Lawrence said she is always exploring different styles of art, always finding room for improvement. From copying the classic works of impressionists like Renoit or Matisse, to her surrealistic portraits, Lawrence has really created a style all her own. Her most notable works include her surrealistic paintings, which depict an almost cloud like atmosphere. While you can catch a few of her cloud portraits, including her piece “Diogenes, Searching for an Honest Man,” at her exhibit in Farmingdale, Lawrence said she keeps her favorite portrait close. Hanging in her living room, she has hung an 8-foot portrait of a man riding a chariot. She explains that the two horses are meant to depict Plato’s definition of man’s eternal struggle, the heart versus the head, passion versus reason. 

 

“Picasso had a lot of styles,” she said, “but most had just the one style.”

 

While Lawrence continues to grow as an artist, she continues to delight local patrons with her own unique style of art. If you hadn’t already caught Ruth Lawrence’s exhibit, don’t fret, as her works will be kept on display at the Farmingdale Public Library for the entire month of July. 

News

Farmingdale residents are being urged to use caution when answering the doorbell due to ongoing concerns of imposters posing as utility workers. On Aug. 19, officials with the South Farmingdale Water District—covering the Farmingdale, Bethpage, Seaford, North Massapequa and Massapequa Park communities—sent out an advisory warning customers not to let anyone into their homes claiming to be a water district employee without first showing photo identification. The advisory was sent as a safety precaution, instructing residents to immediately contact the police if they are suspicious of anyone identifying his or herself as a “water district” employee.

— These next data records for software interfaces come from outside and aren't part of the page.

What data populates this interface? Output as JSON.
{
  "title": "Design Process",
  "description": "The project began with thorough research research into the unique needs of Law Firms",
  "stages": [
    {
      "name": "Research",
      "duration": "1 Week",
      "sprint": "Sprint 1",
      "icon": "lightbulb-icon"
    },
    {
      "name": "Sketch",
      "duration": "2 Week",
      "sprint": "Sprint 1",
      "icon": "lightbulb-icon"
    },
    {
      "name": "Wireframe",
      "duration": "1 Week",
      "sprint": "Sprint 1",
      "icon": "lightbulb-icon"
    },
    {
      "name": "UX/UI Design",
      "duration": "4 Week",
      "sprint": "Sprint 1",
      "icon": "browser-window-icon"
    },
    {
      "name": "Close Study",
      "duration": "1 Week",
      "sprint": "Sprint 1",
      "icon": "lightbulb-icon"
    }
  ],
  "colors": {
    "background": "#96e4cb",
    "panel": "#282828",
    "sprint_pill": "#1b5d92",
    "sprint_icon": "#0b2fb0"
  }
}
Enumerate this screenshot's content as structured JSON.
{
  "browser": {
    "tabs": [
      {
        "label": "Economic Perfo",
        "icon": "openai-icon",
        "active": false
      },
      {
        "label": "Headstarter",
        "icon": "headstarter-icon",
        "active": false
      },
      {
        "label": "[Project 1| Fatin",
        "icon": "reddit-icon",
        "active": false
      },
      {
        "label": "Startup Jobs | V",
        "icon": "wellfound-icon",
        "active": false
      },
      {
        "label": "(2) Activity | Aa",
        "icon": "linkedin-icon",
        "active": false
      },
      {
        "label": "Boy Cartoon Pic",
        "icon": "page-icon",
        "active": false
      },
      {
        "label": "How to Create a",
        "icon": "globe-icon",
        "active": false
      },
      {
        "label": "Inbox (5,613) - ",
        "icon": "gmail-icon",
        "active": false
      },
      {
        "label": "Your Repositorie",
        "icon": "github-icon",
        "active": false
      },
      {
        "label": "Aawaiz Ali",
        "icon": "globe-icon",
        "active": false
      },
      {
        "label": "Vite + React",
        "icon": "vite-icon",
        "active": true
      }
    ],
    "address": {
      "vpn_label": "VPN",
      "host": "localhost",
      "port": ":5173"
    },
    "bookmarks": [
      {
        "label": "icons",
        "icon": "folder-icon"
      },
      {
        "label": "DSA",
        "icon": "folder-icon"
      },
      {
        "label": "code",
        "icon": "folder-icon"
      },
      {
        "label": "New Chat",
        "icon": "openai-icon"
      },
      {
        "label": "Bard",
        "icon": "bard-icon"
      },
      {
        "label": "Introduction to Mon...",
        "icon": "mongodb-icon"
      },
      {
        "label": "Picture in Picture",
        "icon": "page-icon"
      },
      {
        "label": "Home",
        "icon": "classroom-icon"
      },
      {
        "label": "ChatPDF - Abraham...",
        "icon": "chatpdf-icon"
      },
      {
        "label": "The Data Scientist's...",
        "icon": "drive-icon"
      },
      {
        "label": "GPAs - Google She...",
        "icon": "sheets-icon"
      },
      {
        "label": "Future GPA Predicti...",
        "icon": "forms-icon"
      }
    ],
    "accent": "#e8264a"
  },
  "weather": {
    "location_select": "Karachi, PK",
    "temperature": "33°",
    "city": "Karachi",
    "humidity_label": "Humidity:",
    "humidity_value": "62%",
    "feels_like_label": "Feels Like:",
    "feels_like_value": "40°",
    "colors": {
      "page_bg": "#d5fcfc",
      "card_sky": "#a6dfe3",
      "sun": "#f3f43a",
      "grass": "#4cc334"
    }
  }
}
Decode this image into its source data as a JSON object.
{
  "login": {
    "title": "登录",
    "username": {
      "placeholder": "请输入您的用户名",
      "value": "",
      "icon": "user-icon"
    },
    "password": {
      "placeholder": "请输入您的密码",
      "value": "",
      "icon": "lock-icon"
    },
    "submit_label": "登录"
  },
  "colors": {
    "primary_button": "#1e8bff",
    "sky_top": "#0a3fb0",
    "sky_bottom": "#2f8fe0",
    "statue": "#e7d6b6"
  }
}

According to the South Farmingdale Water District Commissioners, it is rare for any water district employees to show up at a home or business unannounced in order to read a water meter or confirm a leak, as most, if not all, residential visits are done by appointment.

New York State Attorney General Eric Schneiderman recently announced that 258 campus police officers at 12 SUNY schools—including SUNY Farmingdale State College—are being armed with naloxone, an extremely effective heroin antidote that can instantly undo the effects of an opioid or heroin overdose.

The antidote, more commonly known as Narcan, will be provided as part of Schneiderman’s Community Overdose Prevention Program, which uses funds seized from drug dealers and other criminals to reimburse local police departments for the cost of naloxone kits.


Sports

It will be difficult to top the exhilaration of being crowned Nassau County Champs, but the 2014 Farmingdale Dalers will begin their defense of the title on Sept. 13 at rival Massapequa—whom they beat to claim the crown.

“The attitude is that we have to prove it again,” said Head Coach Buddy Krumenacker, who has been at the helm since 1993. “But I think we’ll be okay,” he added.

Register now as classes fill up quickly and you don’t want to miss out on the chance to join in trapeze workshops at Eisenhower Park’s I.FLY this fall.

 

“I.FLY was designed to give kids and adults the ability to fulfill their dreams of being in the circus,” says instructor Anthony Rosamilia.  “Flying through the air never gets boring.  At I.FLY, we help people create lifelong memories.” 


Calendar

Board of Education Special Meeting

Wednesday, Aug. 27

Movies on the Green: The Nut Job

Thursday, Aug. 28

Warbirds Legends Weekend

Friday, Aug. 29



Columns

1959: The Year The Music Stopped Playing
Written by Michael A. Miller, mmillercolumn@gmail.com

The Eccentric Heiress Of ‘Empty Mansions’
Written by Mike Barry, MFBarry@optonline.net

Yellow Margarine And A Pitch For The Ages
Written by Michael A. Miller, mmillercolumn@gmail.com